Records to process:
**********

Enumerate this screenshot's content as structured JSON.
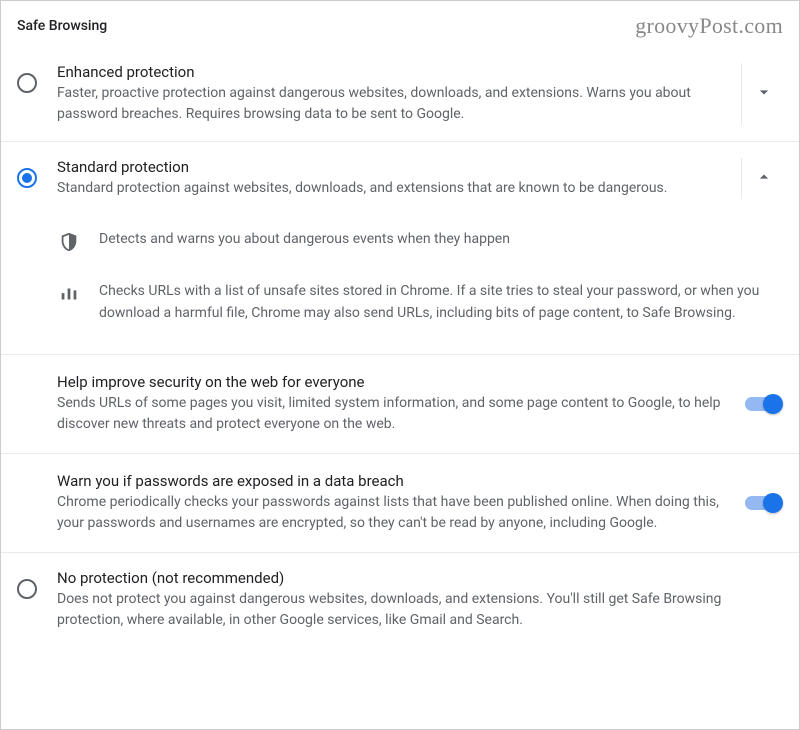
{
  "header": {
    "title": "Safe Browsing",
    "watermark": "groovyPost.com"
  },
  "options": {
    "enhanced": {
      "title": "Enhanced protection",
      "desc": "Faster, proactive protection against dangerous websites, downloads, and extensions. Warns you about password breaches. Requires browsing data to be sent to Google."
    },
    "standard": {
      "title": "Standard protection",
      "desc": "Standard protection against websites, downloads, and extensions that are known to be dangerous.",
      "features": {
        "f1": "Detects and warns you about dangerous events when they happen",
        "f2": "Checks URLs with a list of unsafe sites stored in Chrome. If a site tries to steal your password, or when you download a harmful file, Chrome may also send URLs, including bits of page content, to Safe Browsing."
      },
      "toggles": {
        "improve": {
          "title": "Help improve security on the web for everyone",
          "desc": "Sends URLs of some pages you visit, limited system information, and some page content to Google, to help discover new threats and protect everyone on the web."
        },
        "breach": {
          "title": "Warn you if passwords are exposed in a data breach",
          "desc": "Chrome periodically checks your passwords against lists that have been published online. When doing this, your passwords and usernames are encrypted, so they can't be read by anyone, including Google."
        }
      }
    },
    "none": {
      "title": "No protection (not recommended)",
      "desc": "Does not protect you against dangerous websites, downloads, and extensions. You'll still get Safe Browsing protection, where available, in other Google services, like Gmail and Search."
    }
  }
}
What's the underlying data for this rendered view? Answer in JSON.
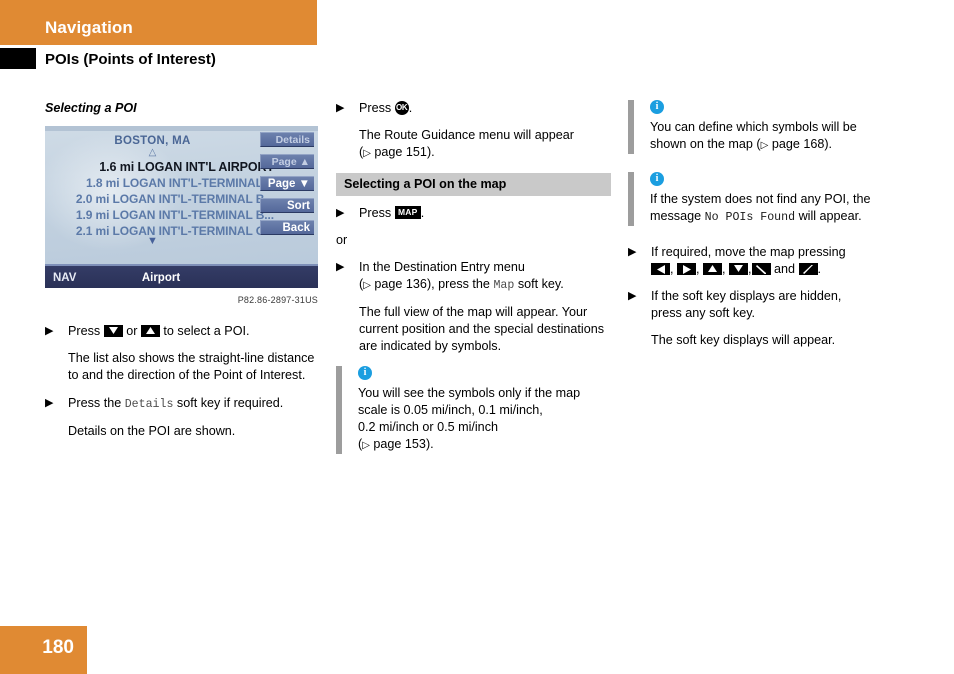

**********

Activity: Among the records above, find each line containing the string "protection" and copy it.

Response for this exercise:
      "title": "Enhanced protection",
      "desc": "Faster, proactive protection against dangerous websites, downloads, and extensions. Warns you about password breaches. Requires browsing data to be sent to Google."
      "title": "Standard protection",
      "desc": "Standard protection against websites, downloads, and extensions that are known to be dangerous.",
      "title": "No protection (not recommended)",
      "desc": "Does not protect you against dangerous websites, downloads, and extensions. You'll still get Safe Browsing protection, where available, in other Google services, like Gmail and Search."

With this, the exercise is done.